**What the exercise asks**
Scan the material below and copy every line holding the word "Attributes".

**Material to process**
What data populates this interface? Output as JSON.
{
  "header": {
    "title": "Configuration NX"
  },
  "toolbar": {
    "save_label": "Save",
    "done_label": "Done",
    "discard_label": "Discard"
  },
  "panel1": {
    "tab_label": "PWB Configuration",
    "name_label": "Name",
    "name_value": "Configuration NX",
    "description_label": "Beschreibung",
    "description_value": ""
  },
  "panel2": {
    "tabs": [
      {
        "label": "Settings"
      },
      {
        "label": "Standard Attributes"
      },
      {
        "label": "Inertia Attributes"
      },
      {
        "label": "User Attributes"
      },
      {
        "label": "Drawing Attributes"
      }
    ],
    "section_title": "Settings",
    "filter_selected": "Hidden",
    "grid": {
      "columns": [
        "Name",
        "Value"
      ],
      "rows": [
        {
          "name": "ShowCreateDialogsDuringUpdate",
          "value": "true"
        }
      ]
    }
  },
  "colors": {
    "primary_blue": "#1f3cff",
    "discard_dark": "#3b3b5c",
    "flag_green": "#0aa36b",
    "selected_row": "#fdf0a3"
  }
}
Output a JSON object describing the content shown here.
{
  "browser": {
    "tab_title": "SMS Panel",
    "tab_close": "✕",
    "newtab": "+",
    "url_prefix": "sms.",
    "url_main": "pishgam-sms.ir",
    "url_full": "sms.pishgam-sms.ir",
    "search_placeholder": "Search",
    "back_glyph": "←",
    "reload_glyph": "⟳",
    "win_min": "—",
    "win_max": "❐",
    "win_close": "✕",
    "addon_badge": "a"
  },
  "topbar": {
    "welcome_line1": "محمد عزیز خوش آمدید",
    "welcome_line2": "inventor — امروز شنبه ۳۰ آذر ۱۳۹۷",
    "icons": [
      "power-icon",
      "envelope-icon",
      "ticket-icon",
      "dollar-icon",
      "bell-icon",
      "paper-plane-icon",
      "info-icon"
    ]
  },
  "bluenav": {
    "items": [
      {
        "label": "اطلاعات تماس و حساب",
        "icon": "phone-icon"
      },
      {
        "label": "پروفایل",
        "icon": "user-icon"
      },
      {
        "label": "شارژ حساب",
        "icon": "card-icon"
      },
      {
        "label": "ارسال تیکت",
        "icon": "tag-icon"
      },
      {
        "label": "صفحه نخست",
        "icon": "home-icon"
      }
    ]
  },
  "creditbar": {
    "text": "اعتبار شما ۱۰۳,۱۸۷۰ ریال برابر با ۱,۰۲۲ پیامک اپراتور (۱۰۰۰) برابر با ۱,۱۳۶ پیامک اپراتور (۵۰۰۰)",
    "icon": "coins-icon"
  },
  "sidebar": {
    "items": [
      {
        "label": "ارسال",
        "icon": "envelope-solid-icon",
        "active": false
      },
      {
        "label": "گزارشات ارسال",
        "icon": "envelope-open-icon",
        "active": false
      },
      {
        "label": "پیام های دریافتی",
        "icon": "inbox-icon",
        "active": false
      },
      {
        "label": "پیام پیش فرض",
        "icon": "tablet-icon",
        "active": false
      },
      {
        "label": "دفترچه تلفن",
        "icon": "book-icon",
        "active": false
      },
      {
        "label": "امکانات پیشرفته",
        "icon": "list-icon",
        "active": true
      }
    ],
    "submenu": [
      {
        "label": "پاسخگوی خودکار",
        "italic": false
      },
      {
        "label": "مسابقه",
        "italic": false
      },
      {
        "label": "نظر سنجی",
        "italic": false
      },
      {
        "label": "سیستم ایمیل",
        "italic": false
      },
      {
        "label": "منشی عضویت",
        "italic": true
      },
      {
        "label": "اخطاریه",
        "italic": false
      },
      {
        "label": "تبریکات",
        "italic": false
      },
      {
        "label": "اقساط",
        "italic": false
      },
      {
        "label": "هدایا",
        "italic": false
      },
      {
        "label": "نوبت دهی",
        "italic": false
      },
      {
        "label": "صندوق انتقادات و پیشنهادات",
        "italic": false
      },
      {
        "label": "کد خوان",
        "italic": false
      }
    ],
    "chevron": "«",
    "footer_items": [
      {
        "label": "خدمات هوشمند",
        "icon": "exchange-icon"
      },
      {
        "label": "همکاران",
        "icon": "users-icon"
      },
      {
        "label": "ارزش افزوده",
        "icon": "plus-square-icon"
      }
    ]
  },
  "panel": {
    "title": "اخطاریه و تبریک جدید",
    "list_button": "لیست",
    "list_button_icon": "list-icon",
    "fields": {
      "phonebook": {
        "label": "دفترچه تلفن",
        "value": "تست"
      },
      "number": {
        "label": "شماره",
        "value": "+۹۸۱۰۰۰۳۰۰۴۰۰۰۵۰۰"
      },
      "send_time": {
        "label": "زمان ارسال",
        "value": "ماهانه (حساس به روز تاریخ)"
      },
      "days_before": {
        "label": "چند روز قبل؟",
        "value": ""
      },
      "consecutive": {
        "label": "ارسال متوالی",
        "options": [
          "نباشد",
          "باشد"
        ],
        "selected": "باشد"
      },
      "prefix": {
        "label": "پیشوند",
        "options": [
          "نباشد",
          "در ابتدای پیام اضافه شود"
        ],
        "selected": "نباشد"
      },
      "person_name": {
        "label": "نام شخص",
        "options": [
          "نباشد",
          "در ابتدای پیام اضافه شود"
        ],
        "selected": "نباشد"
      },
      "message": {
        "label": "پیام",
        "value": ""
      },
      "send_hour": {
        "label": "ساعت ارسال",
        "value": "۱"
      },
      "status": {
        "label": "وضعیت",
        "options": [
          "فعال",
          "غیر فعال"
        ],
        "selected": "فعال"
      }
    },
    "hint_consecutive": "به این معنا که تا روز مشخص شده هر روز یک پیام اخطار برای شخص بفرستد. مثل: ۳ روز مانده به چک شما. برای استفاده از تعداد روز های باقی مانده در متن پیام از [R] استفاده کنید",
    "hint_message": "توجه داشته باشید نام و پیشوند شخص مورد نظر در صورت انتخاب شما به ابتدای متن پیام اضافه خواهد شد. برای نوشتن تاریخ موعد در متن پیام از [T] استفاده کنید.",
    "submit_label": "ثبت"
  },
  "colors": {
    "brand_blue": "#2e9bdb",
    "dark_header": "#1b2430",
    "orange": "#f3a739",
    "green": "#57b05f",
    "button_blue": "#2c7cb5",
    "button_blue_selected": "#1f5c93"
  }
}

**Solution to this exercise**
        "label": "Standard Attributes"
        "label": "Inertia Attributes"
        "label": "User Attributes"
        "label": "Drawing Attributes"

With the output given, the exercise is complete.